Ramsey, S., Lamb, G. W. A., Aitchison, M., Graham, J. and McMillan, D. C. (2007), Evaluation of an inflammation-based prognostic score in patients with metastatic renal cancer. Cancer, 109: 205–212. doi: 10.1002/cncr.22400
- Issue online: 8 JAN 2007
- Version of Record online: 5 DEC 2006
- Manuscript Accepted: 18 OCT 2006
- Manuscript Revised: 12 OCT 2006
- Manuscript Received: 7 SEP 2006
- metastatic renal cancer;
- prognostic score;
- performance status;
- C-reactive protein;
- cancer-specific survival
Recently, it was shown that an inflammation-based prognostic score, the Glasgow Prognostic Score (GPS), provides additional prognostic information in patients with advanced cancer. The objective of the current study was to examine the value of the GPS compared with established scoring systems in predicting cancer-specific survival in patients with metastatic renal cancer.

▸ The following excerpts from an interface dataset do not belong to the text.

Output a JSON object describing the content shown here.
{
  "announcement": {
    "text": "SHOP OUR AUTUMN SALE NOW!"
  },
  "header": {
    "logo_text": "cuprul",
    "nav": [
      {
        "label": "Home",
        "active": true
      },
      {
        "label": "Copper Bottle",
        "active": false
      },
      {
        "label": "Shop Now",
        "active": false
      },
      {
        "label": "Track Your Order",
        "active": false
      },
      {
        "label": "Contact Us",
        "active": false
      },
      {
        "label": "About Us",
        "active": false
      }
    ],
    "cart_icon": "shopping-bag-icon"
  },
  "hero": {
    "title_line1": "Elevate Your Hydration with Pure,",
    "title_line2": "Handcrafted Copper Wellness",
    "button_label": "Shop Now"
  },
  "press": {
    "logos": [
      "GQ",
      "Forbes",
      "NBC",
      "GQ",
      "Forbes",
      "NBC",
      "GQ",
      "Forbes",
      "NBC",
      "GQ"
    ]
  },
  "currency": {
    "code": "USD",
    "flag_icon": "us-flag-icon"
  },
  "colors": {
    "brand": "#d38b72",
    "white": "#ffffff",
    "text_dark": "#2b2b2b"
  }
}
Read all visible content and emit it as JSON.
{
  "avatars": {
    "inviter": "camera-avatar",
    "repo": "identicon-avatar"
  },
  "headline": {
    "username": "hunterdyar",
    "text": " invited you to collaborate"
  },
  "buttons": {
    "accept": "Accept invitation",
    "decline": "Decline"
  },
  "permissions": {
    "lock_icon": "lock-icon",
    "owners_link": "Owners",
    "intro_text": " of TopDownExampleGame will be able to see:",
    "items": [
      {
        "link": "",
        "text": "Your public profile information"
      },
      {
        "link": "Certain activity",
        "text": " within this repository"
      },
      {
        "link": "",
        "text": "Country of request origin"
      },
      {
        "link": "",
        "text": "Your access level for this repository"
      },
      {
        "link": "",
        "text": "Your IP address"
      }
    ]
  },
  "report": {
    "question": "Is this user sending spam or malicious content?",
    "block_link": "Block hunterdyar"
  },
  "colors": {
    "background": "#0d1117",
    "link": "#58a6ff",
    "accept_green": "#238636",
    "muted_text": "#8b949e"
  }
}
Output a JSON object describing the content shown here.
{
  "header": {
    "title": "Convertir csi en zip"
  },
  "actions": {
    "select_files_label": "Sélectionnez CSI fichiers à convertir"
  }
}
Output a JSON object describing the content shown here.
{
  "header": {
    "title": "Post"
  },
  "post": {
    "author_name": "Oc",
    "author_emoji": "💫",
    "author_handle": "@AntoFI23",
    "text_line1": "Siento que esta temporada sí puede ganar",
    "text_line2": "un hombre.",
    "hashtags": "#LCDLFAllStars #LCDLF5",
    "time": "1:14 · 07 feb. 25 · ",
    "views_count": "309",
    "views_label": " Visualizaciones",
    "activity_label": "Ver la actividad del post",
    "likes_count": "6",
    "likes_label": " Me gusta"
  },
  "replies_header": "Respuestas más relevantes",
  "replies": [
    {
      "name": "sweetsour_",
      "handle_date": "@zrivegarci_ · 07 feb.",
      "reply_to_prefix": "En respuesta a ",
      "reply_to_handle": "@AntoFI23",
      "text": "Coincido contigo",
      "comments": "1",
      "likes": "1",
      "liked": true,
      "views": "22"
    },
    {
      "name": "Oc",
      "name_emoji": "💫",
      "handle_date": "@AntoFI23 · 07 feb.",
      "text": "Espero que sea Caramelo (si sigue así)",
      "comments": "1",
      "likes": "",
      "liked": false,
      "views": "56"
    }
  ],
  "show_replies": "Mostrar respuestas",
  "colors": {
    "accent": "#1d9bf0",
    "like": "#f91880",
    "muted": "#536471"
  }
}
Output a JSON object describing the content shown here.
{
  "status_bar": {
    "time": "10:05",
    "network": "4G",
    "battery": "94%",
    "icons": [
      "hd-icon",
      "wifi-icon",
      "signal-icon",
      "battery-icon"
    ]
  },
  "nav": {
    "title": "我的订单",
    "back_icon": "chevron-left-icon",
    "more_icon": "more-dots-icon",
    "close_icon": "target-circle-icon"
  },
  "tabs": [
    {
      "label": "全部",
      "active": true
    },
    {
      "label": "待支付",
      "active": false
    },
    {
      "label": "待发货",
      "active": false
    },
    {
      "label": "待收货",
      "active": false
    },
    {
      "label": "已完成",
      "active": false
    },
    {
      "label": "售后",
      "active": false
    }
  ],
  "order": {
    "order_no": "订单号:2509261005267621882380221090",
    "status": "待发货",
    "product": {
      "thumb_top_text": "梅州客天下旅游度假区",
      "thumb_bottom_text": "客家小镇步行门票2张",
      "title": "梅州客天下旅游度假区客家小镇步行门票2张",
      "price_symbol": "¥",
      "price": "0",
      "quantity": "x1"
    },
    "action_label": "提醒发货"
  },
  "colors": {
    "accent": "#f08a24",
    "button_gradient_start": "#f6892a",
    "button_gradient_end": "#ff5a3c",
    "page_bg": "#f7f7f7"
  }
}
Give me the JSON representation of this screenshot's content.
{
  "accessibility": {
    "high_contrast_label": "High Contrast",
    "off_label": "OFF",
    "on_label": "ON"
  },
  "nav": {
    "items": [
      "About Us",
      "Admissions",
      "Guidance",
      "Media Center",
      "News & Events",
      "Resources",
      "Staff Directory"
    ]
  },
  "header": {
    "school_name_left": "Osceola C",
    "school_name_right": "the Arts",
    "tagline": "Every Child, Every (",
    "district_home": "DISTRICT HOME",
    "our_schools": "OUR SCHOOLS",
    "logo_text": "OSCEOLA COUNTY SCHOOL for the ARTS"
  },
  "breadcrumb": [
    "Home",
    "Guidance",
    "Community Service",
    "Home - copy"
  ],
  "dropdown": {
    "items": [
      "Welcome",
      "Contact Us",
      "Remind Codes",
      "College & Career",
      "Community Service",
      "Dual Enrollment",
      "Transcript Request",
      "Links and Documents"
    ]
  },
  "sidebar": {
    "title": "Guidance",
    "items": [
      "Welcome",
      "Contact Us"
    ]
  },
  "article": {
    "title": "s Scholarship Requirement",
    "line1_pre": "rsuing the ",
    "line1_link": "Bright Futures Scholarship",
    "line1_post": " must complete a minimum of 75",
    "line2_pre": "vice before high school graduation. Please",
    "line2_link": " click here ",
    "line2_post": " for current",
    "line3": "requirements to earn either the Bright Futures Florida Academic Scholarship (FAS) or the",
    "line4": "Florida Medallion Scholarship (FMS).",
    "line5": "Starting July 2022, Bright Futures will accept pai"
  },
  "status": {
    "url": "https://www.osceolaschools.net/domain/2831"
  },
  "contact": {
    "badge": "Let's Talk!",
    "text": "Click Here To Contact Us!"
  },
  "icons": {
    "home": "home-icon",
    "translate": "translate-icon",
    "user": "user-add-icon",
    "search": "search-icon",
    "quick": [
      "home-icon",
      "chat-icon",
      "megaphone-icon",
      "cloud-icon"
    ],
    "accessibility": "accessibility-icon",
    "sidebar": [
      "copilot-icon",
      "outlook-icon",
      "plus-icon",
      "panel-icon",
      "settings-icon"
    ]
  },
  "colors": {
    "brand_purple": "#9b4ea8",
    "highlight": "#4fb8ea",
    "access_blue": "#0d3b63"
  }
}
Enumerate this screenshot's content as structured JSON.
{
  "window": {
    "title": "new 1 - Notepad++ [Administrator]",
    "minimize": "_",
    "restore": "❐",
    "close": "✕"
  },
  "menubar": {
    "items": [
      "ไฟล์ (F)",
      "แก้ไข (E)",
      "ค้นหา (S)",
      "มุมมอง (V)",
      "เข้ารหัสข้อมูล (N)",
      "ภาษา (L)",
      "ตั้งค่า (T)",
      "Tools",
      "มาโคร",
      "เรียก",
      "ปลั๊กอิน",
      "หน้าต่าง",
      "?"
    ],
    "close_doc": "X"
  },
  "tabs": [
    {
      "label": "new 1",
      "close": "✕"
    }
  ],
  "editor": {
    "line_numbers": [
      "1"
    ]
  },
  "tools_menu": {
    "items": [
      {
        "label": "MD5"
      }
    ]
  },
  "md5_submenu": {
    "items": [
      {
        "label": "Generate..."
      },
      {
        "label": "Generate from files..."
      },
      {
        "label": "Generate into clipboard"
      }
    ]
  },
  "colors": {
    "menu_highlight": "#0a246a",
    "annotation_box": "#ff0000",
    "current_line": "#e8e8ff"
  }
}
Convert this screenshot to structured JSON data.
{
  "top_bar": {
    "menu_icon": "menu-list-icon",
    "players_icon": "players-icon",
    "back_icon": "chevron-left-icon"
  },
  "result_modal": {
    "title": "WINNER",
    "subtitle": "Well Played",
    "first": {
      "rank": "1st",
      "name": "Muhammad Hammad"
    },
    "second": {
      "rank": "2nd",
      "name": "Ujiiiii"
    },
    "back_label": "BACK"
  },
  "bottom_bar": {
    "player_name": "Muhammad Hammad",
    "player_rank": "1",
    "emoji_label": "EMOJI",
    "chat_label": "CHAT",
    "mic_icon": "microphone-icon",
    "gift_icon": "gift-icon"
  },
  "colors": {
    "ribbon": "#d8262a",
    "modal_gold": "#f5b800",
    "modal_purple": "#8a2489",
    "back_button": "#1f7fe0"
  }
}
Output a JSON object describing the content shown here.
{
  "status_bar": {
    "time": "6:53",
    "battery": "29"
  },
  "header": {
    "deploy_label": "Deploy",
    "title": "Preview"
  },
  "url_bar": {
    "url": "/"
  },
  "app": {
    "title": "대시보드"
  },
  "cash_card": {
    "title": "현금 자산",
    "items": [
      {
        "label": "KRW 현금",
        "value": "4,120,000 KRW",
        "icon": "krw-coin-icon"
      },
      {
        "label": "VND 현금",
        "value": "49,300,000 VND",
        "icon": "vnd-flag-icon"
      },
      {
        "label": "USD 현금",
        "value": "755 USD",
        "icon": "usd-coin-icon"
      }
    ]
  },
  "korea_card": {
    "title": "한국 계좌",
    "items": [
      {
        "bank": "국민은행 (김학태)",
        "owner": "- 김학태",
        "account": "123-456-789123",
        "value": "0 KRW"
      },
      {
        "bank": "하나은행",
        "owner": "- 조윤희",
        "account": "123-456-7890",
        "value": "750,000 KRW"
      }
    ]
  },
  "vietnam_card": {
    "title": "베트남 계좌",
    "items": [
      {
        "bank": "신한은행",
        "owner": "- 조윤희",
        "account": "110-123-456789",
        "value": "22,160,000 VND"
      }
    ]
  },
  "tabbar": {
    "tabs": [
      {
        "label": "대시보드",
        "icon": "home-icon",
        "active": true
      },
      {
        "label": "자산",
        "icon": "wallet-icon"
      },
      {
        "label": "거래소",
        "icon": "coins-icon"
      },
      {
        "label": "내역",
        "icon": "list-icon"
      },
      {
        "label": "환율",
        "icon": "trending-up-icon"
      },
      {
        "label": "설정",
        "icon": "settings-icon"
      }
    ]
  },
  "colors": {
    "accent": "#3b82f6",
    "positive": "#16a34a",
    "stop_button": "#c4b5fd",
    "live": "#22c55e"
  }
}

One hundred nineteen patients who underwent immunotherapy for metastatic renal cancer were recruited. The Memorial Sloan-Kettering Cancer Center (MSKCC) score and the Metastatic Renal Carcinoma Comprehensive Prognostic System (MRCCPS) score were calculated as described previously. Patients who had both an elevated C-reactive protein level (>10 mg/L) and hypoalbuminemia (<35 g/L) were allocated a GPS of 2. Patients who had only 1 of those 2 biochemical abnormalities were allocated a GPS of 1. Patients who had neither abnormality were allocated a GPS of 0.
On multivariate analysis of significant individual factors, only calcium (hazard ratio [HR], 3.21; 95% confidence interval [95% CI], 1.51–6.83; P = .002), white cell count (HR, 1.66; 95% CI, 1.17–2.35; P = .004), albumin (HR, 2.63; 95% CI, 1.38–5.03; P = .003), and C-reactive protein (HR, 2.85; 95% CI; 1.49–5.45; P = .002) were associated independently with cancer-specific survival. On multivariate analysis of the different scoring systems, the MSKCC (HR, 1.88; 95% CI, 1.22–2.88; P = .004), the MRCCPS (HR, 1.42; 95% CI, 0.97–2.09; P = .071), and the GPS (HR, 2.35; 95% CI, 1.51–3.67; P < .001) were associated independently with cancer-specific survival.
An inflammation-based prognostic score (GPS) predicted survival independent of established scoring systems in patients with metastatic renal cancer. Cancer 2007. © 2006 American Cancer Society.